◆ MATERIAL SUPPLIED
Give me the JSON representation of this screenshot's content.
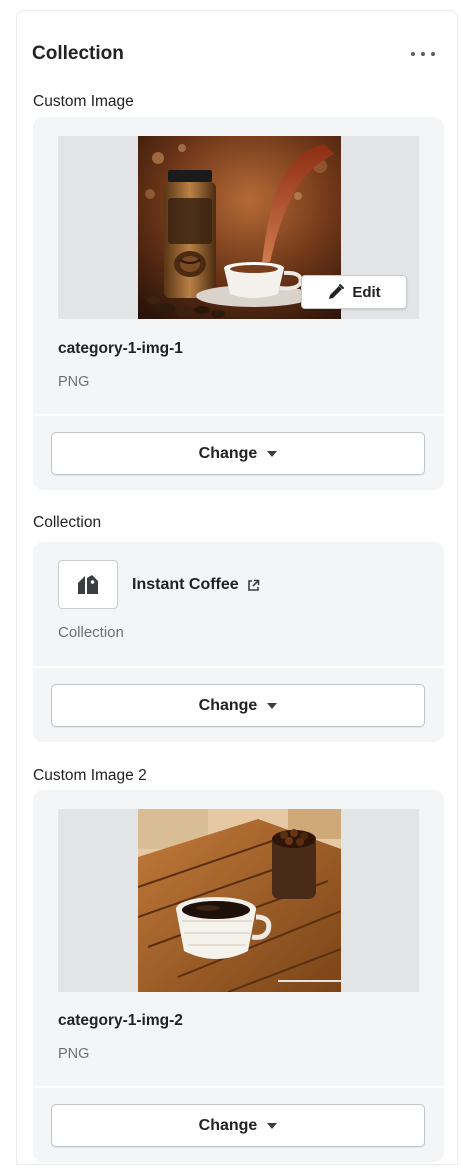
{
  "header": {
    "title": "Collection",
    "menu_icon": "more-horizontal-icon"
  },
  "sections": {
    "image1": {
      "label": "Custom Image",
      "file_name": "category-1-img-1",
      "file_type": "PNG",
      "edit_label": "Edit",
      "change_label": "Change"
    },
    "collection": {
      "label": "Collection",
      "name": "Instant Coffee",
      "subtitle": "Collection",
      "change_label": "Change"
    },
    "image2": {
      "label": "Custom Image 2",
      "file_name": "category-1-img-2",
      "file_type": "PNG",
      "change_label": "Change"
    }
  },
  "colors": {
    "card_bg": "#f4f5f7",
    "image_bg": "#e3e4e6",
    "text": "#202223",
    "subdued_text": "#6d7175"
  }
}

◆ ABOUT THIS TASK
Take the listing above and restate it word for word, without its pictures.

◆ ANSWER SECTION
Give me the JSON representation of this screenshot's content.
{
  "header": {
    "title": "Collection",
    "menu_icon": "more-horizontal-icon"
  },
  "sections": {
    "image1": {
      "label": "Custom Image",
      "file_name": "category-1-img-1",
      "file_type": "PNG",
      "edit_label": "Edit",
      "change_label": "Change"
    },
    "collection": {
      "label": "Collection",
      "name": "Instant Coffee",
      "subtitle": "Collection",
      "change_label": "Change"
    },
    "image2": {
      "label": "Custom Image 2",
      "file_name": "category-1-img-2",
      "file_type": "PNG",
      "change_label": "Change"
    }
  },
  "colors": {
    "card_bg": "#f4f5f7",
    "image_bg": "#e3e4e6",
    "text": "#202223",
    "subdued_text": "#6d7175"
  }
}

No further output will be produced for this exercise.